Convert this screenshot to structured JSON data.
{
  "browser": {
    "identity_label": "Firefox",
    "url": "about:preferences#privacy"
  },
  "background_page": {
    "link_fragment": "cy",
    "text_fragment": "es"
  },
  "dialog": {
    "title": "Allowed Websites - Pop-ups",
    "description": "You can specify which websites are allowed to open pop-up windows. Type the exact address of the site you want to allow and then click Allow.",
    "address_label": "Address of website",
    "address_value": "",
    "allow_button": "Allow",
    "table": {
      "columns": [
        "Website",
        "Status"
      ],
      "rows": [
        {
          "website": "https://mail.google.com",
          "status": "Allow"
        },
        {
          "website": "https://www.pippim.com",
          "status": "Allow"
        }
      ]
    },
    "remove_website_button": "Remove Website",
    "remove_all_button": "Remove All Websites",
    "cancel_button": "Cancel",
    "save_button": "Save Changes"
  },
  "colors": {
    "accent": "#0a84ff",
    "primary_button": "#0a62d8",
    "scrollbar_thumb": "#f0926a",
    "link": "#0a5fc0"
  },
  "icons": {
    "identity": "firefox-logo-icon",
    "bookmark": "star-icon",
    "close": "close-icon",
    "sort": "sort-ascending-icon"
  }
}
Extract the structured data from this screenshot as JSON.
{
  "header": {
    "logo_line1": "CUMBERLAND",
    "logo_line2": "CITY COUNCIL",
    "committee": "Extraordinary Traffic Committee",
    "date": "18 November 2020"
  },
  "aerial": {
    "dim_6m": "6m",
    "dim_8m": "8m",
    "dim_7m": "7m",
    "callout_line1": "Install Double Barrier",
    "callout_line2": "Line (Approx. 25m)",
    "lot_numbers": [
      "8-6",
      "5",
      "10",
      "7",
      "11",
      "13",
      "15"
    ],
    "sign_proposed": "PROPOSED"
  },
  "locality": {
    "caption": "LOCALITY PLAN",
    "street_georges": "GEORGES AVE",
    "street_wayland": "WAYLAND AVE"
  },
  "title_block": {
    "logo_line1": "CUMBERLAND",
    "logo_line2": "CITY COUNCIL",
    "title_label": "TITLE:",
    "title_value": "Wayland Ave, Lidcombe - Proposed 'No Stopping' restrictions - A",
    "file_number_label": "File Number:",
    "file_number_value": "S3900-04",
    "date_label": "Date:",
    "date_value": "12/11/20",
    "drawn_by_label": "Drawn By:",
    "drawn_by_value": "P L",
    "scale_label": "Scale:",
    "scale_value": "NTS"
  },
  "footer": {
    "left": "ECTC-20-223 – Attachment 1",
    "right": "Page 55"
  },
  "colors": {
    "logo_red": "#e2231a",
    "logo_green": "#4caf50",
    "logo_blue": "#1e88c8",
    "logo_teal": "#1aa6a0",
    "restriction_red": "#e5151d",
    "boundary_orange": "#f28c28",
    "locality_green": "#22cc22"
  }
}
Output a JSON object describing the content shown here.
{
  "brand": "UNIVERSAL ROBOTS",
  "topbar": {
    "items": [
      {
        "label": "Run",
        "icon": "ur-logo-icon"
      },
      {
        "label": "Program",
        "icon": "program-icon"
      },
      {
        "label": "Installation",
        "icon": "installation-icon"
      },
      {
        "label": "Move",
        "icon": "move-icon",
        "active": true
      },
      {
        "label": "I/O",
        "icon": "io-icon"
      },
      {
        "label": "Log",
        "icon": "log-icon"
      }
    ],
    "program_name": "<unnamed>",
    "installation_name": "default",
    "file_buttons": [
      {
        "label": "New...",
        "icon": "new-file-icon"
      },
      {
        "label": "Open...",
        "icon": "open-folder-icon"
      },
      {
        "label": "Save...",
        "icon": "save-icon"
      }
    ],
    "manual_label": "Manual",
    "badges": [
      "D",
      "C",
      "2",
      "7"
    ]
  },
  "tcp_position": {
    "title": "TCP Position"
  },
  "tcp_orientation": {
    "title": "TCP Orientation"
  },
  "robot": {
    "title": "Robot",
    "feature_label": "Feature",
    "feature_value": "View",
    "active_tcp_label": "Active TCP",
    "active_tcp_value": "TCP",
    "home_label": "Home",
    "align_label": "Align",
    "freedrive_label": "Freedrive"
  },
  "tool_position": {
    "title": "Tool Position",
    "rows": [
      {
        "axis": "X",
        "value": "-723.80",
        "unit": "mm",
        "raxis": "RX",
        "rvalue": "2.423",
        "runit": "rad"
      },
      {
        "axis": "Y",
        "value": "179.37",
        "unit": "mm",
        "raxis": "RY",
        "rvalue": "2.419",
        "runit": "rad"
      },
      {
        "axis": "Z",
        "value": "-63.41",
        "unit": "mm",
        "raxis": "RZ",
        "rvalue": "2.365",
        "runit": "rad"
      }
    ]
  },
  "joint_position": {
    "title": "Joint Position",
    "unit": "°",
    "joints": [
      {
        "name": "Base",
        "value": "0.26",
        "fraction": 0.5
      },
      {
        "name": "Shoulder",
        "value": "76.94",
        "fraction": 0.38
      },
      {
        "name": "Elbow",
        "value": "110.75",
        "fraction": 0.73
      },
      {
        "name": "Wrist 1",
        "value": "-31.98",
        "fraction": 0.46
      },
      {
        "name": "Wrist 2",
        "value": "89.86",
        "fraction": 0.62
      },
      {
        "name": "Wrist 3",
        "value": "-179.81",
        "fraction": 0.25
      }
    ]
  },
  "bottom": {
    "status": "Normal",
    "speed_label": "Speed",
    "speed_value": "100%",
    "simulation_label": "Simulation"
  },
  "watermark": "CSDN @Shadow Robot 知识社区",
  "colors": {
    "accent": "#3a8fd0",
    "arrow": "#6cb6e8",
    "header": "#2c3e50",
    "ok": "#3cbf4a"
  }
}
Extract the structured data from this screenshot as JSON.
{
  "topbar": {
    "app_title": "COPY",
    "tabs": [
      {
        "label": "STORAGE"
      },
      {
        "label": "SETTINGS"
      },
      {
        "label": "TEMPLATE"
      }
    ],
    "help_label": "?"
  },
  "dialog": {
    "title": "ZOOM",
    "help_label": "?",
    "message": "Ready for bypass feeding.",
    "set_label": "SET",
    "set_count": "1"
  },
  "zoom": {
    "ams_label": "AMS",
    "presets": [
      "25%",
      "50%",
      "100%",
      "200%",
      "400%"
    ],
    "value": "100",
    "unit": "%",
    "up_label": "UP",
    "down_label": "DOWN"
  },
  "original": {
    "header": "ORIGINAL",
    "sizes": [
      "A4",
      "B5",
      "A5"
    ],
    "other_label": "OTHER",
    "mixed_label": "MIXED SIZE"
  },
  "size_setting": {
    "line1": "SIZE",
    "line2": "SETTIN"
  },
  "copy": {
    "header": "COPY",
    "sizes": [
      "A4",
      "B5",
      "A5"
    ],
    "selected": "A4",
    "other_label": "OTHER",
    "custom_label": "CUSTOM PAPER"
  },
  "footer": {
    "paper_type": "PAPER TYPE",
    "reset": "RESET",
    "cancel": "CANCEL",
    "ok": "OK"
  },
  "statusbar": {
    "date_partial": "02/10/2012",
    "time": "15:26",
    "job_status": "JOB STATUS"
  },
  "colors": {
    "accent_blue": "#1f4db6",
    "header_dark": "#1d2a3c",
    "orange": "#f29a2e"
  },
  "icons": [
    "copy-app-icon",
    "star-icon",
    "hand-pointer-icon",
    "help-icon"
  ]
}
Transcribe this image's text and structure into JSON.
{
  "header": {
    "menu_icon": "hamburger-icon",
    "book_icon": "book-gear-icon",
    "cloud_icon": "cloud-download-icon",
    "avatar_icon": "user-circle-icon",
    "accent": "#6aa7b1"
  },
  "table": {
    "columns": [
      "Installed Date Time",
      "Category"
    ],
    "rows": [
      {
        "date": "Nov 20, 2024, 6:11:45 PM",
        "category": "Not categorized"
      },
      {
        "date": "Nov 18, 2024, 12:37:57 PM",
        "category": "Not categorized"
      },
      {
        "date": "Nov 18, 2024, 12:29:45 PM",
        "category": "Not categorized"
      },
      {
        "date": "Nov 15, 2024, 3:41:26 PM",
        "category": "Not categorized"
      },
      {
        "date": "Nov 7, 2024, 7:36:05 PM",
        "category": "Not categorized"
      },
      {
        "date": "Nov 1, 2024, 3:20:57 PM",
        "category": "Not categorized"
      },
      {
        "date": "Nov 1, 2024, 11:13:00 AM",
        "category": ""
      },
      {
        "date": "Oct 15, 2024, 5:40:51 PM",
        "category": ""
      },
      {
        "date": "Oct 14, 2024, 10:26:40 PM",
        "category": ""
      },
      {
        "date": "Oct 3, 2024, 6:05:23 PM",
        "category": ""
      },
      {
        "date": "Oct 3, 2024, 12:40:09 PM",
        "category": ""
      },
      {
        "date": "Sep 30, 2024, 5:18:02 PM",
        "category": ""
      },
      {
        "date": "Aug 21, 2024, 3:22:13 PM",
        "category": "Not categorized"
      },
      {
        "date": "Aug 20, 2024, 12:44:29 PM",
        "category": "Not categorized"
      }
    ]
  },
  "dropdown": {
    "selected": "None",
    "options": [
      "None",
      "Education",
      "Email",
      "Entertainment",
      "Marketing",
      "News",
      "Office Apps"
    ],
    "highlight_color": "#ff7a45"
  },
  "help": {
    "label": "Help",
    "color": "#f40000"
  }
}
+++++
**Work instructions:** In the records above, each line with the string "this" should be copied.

**Task output:**
Convert this screenshot to structured JSON data.
Extract the structured data from this screenshot as JSON.
Extract the structured data from this screenshot as JSON.
Transcribe this image's text and structure into JSON.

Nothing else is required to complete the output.